Technical Analysis and Chart Setup
To begin this learning experience, I should pre-face that I while have studied these topics a bit in the past, I am by no means an expert and don’t want to be one. I am a kid trying to learn this new profession; this job. Read with a skeptical mind and feel free to point out anything incorrect.
I think the first lesson for me to understand is the time commitment. This is a job and I need to temper my expectations that I’ll have it all figured out in one month, 12 months, or three years. I’ll always be learning and I’m grateful for that, but I hope I can trade the right amount of “time” to earn a large amount of money.
When trading, and identifying which stocks to trade, I should act as a lawyer. Each stock deserves it’s on case; it’s own set of research and investment in time and mental energy. Take the time to read the charts and build a case for why I should invest my money into Facebook for example.
Price and Volume
Price alone should tell me when to enter or exit a stock. Period. (I would like to get the point of understanding price movements well enough that I can look at a chart without any indicators.)
Volume also contributes to when a stock is ready to be purchased (or shorted). Relative volume is especially important. It means how does volume for this day compare to yesterday, or over the past week.
Volume can also tell us who is in control of the stock. For example, during accumulation, buyers are in control. This is usually indicated with strong green volume days that are able to swallow periods of pullbacks. On the flip side is distribution, when the sellers are in control.
Learning technical analysis and being able to read charts to confirm price triggers. I use three different indicators:
- Simple Moving Average
- Bollinger Bands
Simple Moving Average
I add three moving averages to my charts, but first let me explain what moving average’s. A moving average takes the relationship of price over time — that is my understand at least. Here is the technical defintion: “calculated by adding the closing price of the security for a number of time periods and then dividing this total by the number of time periods.”

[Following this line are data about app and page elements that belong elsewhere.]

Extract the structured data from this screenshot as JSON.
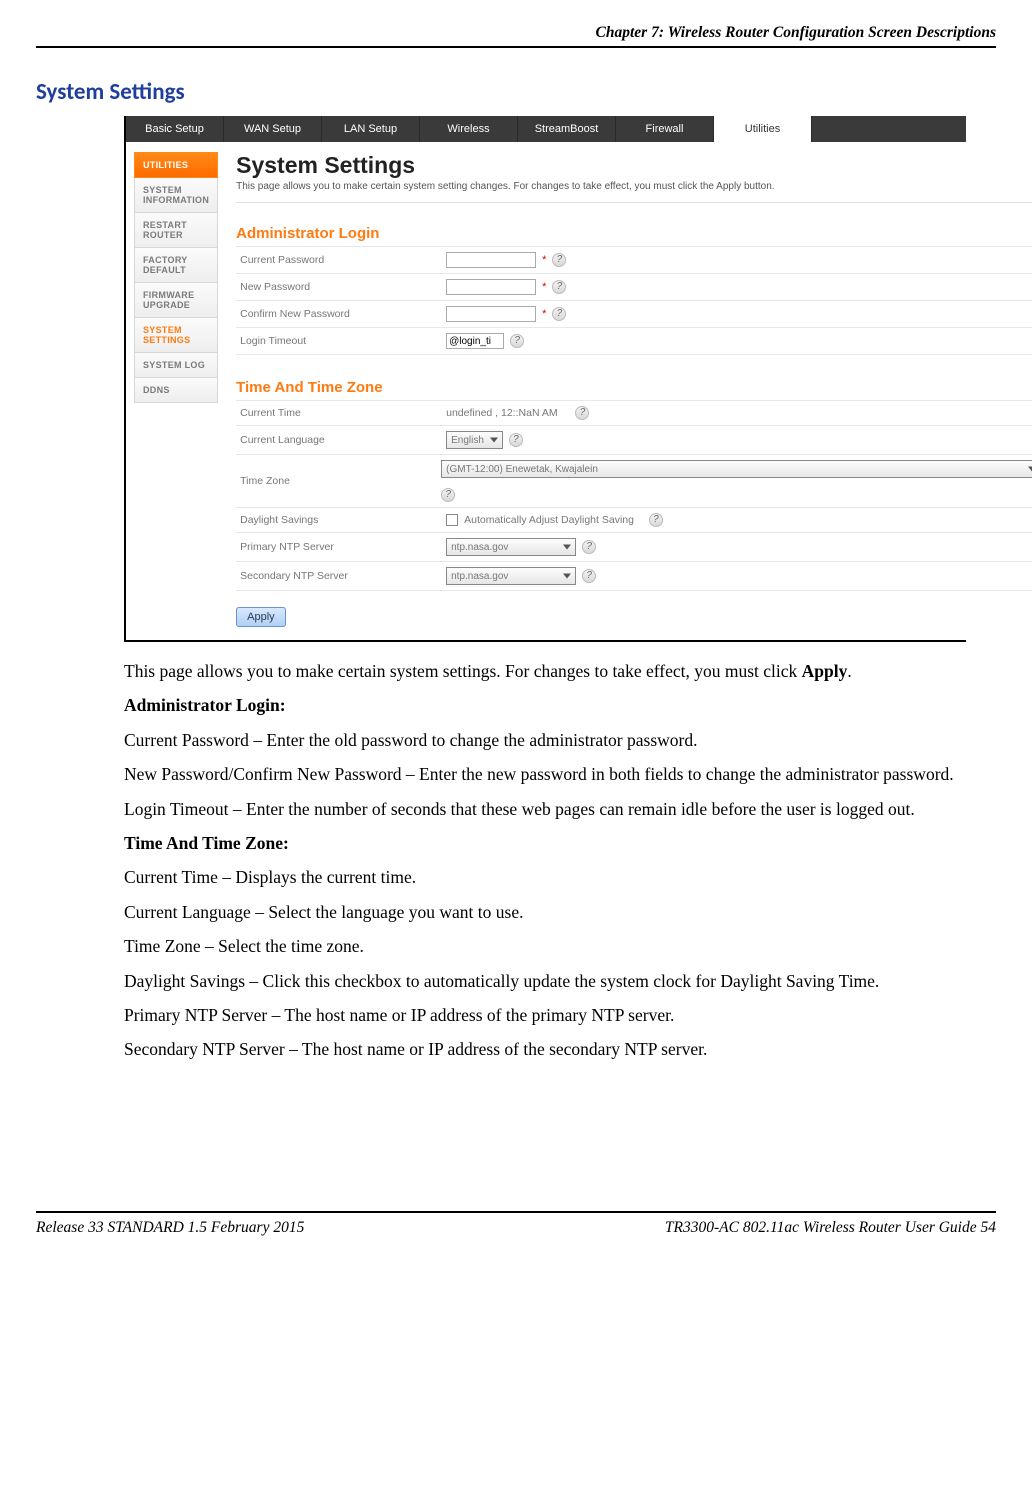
{
  "header": {
    "chapter_line": "Chapter 7: Wireless Router Configuration Screen Descriptions"
  },
  "section_title": "System Settings",
  "screenshot": {
    "tabs": {
      "basic_setup": "Basic Setup",
      "wan_setup": "WAN Setup",
      "lan_setup": "LAN Setup",
      "wireless": "Wireless",
      "streamboost": "StreamBoost",
      "firewall": "Firewall",
      "utilities": "Utilities"
    },
    "sidebar": {
      "utilities": "UTILITIES",
      "system_information": "SYSTEM INFORMATION",
      "restart_router": "RESTART ROUTER",
      "factory_default": "FACTORY DEFAULT",
      "firmware_upgrade": "FIRMWARE UPGRADE",
      "system_settings": "SYSTEM SETTINGS",
      "system_log": "SYSTEM LOG",
      "ddns": "DDNS"
    },
    "main": {
      "title": "System Settings",
      "intro": "This page allows you to make certain system setting changes. For changes to take effect, you must click the Apply button.",
      "admin_heading": "Administrator Login",
      "current_password": "Current Password",
      "new_password": "New Password",
      "confirm_new_password": "Confirm New Password",
      "login_timeout": "Login Timeout",
      "login_timeout_value": "@login_ti",
      "time_heading": "Time And Time Zone",
      "current_time": "Current Time",
      "current_time_value": "undefined ,   12::NaN AM",
      "current_language": "Current Language",
      "current_language_value": "English",
      "time_zone": "Time Zone",
      "time_zone_value": "(GMT-12:00) Enewetak, Kwajalein",
      "daylight_savings": "Daylight Savings",
      "daylight_label": "Automatically Adjust Daylight Saving",
      "primary_ntp": "Primary NTP Server",
      "secondary_ntp": "Secondary NTP Server",
      "ntp_value": "ntp.nasa.gov",
      "apply_label": "Apply"
    }
  },
  "body": {
    "p1a": "This page allows you to make certain system settings.  For changes to take effect, you must click ",
    "p1b": "Apply",
    "p1c": ".",
    "h_admin": "Administrator Login:",
    "p2": "Current Password – Enter the old password to change the administrator password.",
    "p3": "New Password/Confirm New Password –  Enter the new password in both fields to change the administrator password.",
    "p4": "Login Timeout – Enter the number of seconds that these web pages can remain idle before the user is logged out.",
    "h_time": "Time And Time Zone:",
    "p5": "Current Time – Displays the current time.",
    "p6": "Current Language –  Select the language you want to use.",
    "p7": "Time Zone – Select the time zone.",
    "p8": "Daylight Savings – Click this checkbox to automatically update the system clock for Daylight Saving Time.",
    "p9": "Primary NTP Server – The host name or IP address of the primary NTP server.",
    "p10": "Secondary NTP Server – The host name or IP address of the secondary NTP server."
  },
  "footer": {
    "left": "Release 33 STANDARD 1.5    February 2015",
    "right": "TR3300-AC 802.11ac Wireless Router User Guide    54"
  }
}
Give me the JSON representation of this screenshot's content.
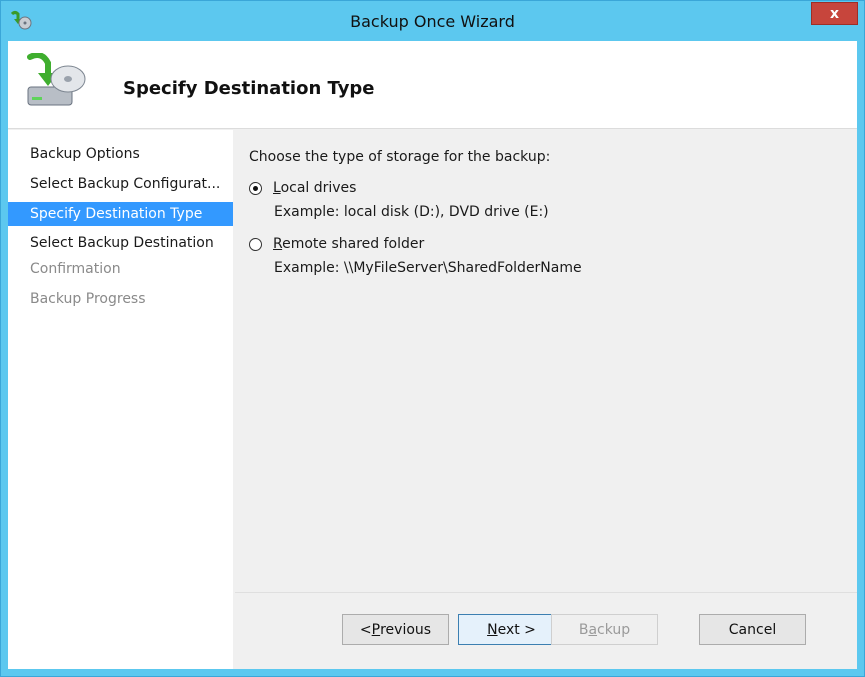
{
  "window": {
    "title": "Backup Once Wizard",
    "close_label": "x"
  },
  "header": {
    "title": "Specify Destination Type"
  },
  "nav": {
    "items": [
      {
        "label": "Backup Options",
        "state": "normal"
      },
      {
        "label": "Select Backup Configurat...",
        "state": "normal"
      },
      {
        "label": "Specify Destination Type",
        "state": "selected"
      },
      {
        "label": "Select Backup Destination",
        "state": "normal"
      },
      {
        "label": "Confirmation",
        "state": "disabled"
      },
      {
        "label": "Backup Progress",
        "state": "disabled"
      }
    ]
  },
  "content": {
    "prompt": "Choose the type of storage for the backup:",
    "options": [
      {
        "accel": "L",
        "rest": "ocal drives",
        "checked": true,
        "example": "Example: local disk (D:), DVD drive (E:)"
      },
      {
        "accel": "R",
        "rest": "emote shared folder",
        "checked": false,
        "example": "Example: \\\\MyFileServer\\SharedFolderName"
      }
    ]
  },
  "buttons": {
    "previous": {
      "pre": "< ",
      "accel": "P",
      "rest": "revious"
    },
    "next": {
      "accel": "N",
      "rest": "ext >"
    },
    "backup": {
      "pre": "B",
      "accel": "a",
      "rest": "ckup"
    },
    "cancel": {
      "label": "Cancel"
    }
  },
  "colors": {
    "titlebar": "#5cc8ef",
    "selected_nav": "#3399ff",
    "close_button": "#c7453c"
  }
}
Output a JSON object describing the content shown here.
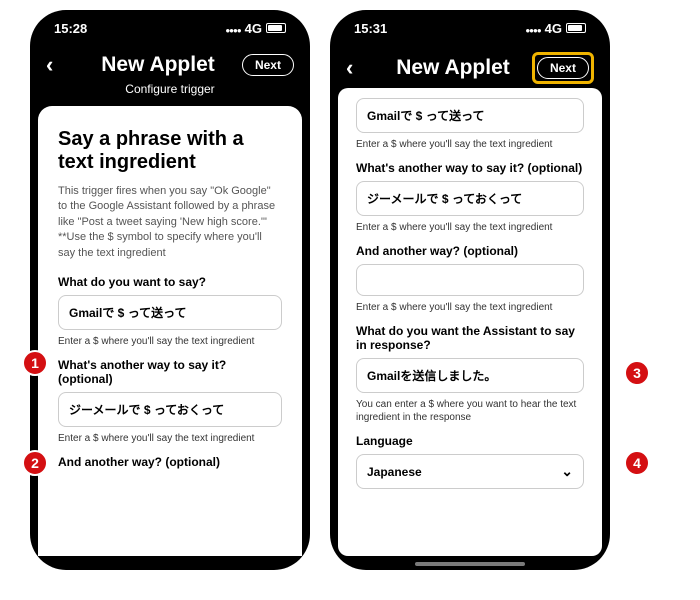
{
  "left": {
    "time": "15:28",
    "network": "4G",
    "header": {
      "title": "New Applet",
      "next": "Next"
    },
    "subheader": "Configure trigger",
    "h2": "Say a phrase with a text ingredient",
    "desc": "This trigger fires when you say \"Ok Google\" to the Google Assistant followed by a phrase like \"Post a tweet saying 'New high score.'\" **Use the $ symbol to specify where you'll say the text ingredient",
    "q1": "What do you want to say?",
    "v1": "Gmailで $ って送って",
    "hint1": "Enter a $ where you'll say the text ingredient",
    "q2": "What's another way to say it? (optional)",
    "v2": "ジーメールで $ っておくって",
    "hint2": "Enter a $ where you'll say the text ingredient",
    "q3": "And another way? (optional)"
  },
  "right": {
    "time": "15:31",
    "network": "4G",
    "header": {
      "title": "New Applet",
      "next": "Next"
    },
    "v_top": "Gmailで $ って送って",
    "hint_a": "Enter a $ where you'll say the text ingredient",
    "q2": "What's another way to say it? (optional)",
    "v2": "ジーメールで $ っておくって",
    "hint2": "Enter a $ where you'll say the text ingredient",
    "q3": "And another way? (optional)",
    "v3": "",
    "hint3": "Enter a $ where you'll say the text ingredient",
    "q4": "What do you want the Assistant to say in response?",
    "v4": "Gmailを送信しました。",
    "hint4": "You can enter a $ where you want to hear the text ingredient in the response",
    "q5": "Language",
    "lang": "Japanese"
  },
  "badges": {
    "b1": "1",
    "b2": "2",
    "b3": "3",
    "b4": "4"
  }
}
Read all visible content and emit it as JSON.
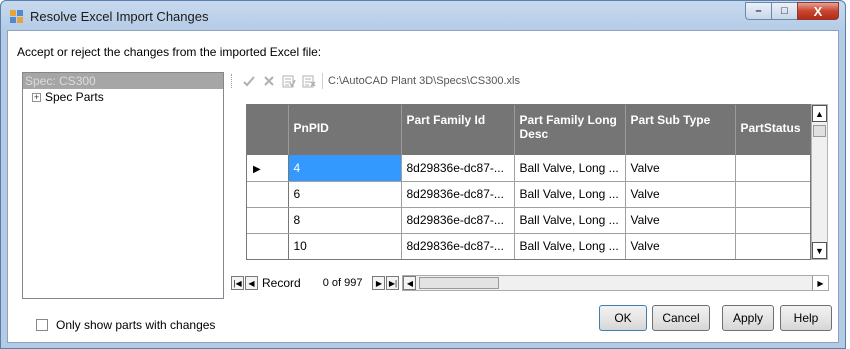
{
  "window": {
    "title": "Resolve Excel Import Changes",
    "caption_buttons": {
      "minimize": "–",
      "maximize": "□",
      "close": "X"
    }
  },
  "instructions": "Accept or reject the changes from the imported Excel file:",
  "tree": {
    "header": "Spec: CS300",
    "items": [
      {
        "expander": "+",
        "label": "Spec Parts"
      }
    ]
  },
  "toolbar": {
    "accept_icon": "checkmark-icon",
    "reject_icon": "x-icon",
    "accept_all_icon": "accept-all-icon",
    "reject_all_icon": "reject-all-icon",
    "path": "C:\\AutoCAD Plant 3D\\Specs\\CS300.xls"
  },
  "grid": {
    "columns": [
      {
        "label": "PnPID"
      },
      {
        "label": "Part Family Id"
      },
      {
        "label": "Part Family Long Desc"
      },
      {
        "label": "Part Sub Type"
      },
      {
        "label": "PartStatus"
      }
    ],
    "rows": [
      {
        "pointer": "▶",
        "cells": [
          "4",
          "8d29836e-dc87-...",
          "Ball Valve, Long ...",
          "Valve",
          ""
        ]
      },
      {
        "pointer": "",
        "cells": [
          "6",
          "8d29836e-dc87-...",
          "Ball Valve, Long ...",
          "Valve",
          ""
        ]
      },
      {
        "pointer": "",
        "cells": [
          "8",
          "8d29836e-dc87-...",
          "Ball Valve, Long ...",
          "Valve",
          ""
        ]
      },
      {
        "pointer": "",
        "cells": [
          "10",
          "8d29836e-dc87-...",
          "Ball Valve, Long ...",
          "Valve",
          ""
        ]
      }
    ]
  },
  "navigator": {
    "label": "Record",
    "count": "0 of 997"
  },
  "only_changes_label": "Only show parts with changes",
  "buttons": {
    "ok": "OK",
    "cancel": "Cancel",
    "apply": "Apply",
    "help": "Help"
  },
  "colors": {
    "header_bg": "#757575",
    "selected_cell": "#3399ff",
    "title_bar": "#b4cbe6"
  }
}
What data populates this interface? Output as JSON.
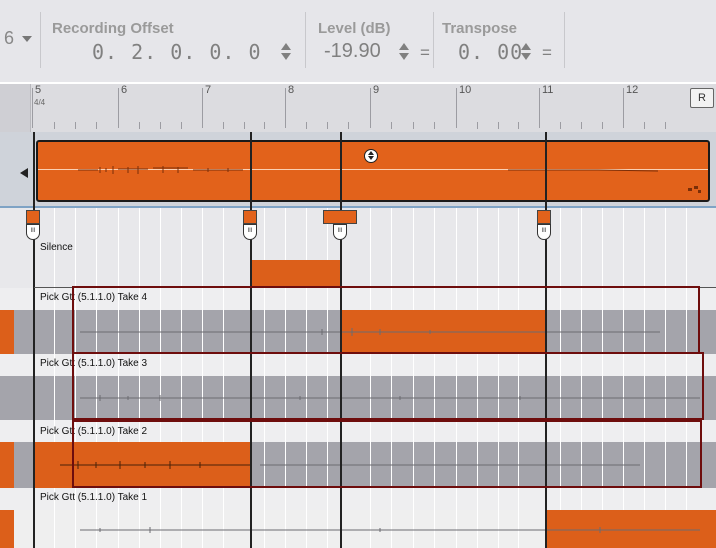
{
  "top_bar": {
    "lead_char": "6",
    "recording_offset": {
      "label": "Recording Offset",
      "value": "0. 2. 0.   0. 0"
    },
    "level": {
      "label": "Level (dB)",
      "value": "-19.90",
      "suffix": "="
    },
    "transpose": {
      "label": "Transpose",
      "value": "0. 00",
      "suffix": "="
    }
  },
  "ruler": {
    "time_signature": "4/4",
    "bars": [
      "5",
      "6",
      "7",
      "8",
      "9",
      "10",
      "11",
      "12"
    ],
    "button_label": "R"
  },
  "comping": {
    "silence_label": "Silence",
    "lanes": [
      {
        "title": "Pick Gtt (5.1.1.0) Take 4"
      },
      {
        "title": "Pick Gtt (5.1.1.0) Take 3"
      },
      {
        "title": "Pick Gtt (5.1.1.0) Take 2"
      },
      {
        "title": "Pick Gtt (5.1.1.0) Take 1"
      }
    ]
  },
  "colors": {
    "region_orange": "#e2621b",
    "selection_border": "#6e0d0d",
    "ruler_bg": "#dcdce0"
  }
}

- 20 period moving average — this is your short term movements
- 50 period moving average — intermediate movement
- 200 period moving average — long-term movement (for longer-term trading)
These three lines overlapping my charts help me do two things:
- Identify Trends
- Identify areas of support and resistance.
The Stochastic’s indicator shows extreme price movements of being overbought or oversold.
When the line crosses below the 20 threshold, this indicates oversold conditions. Put more simply, it means there has been too much selling and it is reasonable to expect a bounce.
When the line crosses above the 80 threshold, this indicates overbought conditions. Conversely, this shows signs that a pullback could take place.
Bollinger Bands act as a rubber band measuring the range of price over time. When price extends either below or above the range, it is reasonable to expect a price correction and move back closer to the mean.
There is a lot more to stock trading than this, but for me this is a good foundation. It explains how I can setup, read, and interpret a stock’s chart. I come from a value-investing mindset, so seeing a chart and understanding all the different lines and bars was difficult. This, hopefully, can help solve some of that mess for me.
Things to keep in mind:
- Indicators serve as support to price. Don’t rely on one indicator to tell me to position myself in a stock.
- Play around with different software and setups. What is the easiest and user-friendly software that I can use and understand.
- Trade with the trend. Don’t try to be a hero and go against the grain. Join the crowd!
- I only have to be right about half of the time, but the half I am right is when I make way more money than I lose.
- This is a job. Just like being a doctor, lawyer, or accountant, I should respect the time commitment that entails.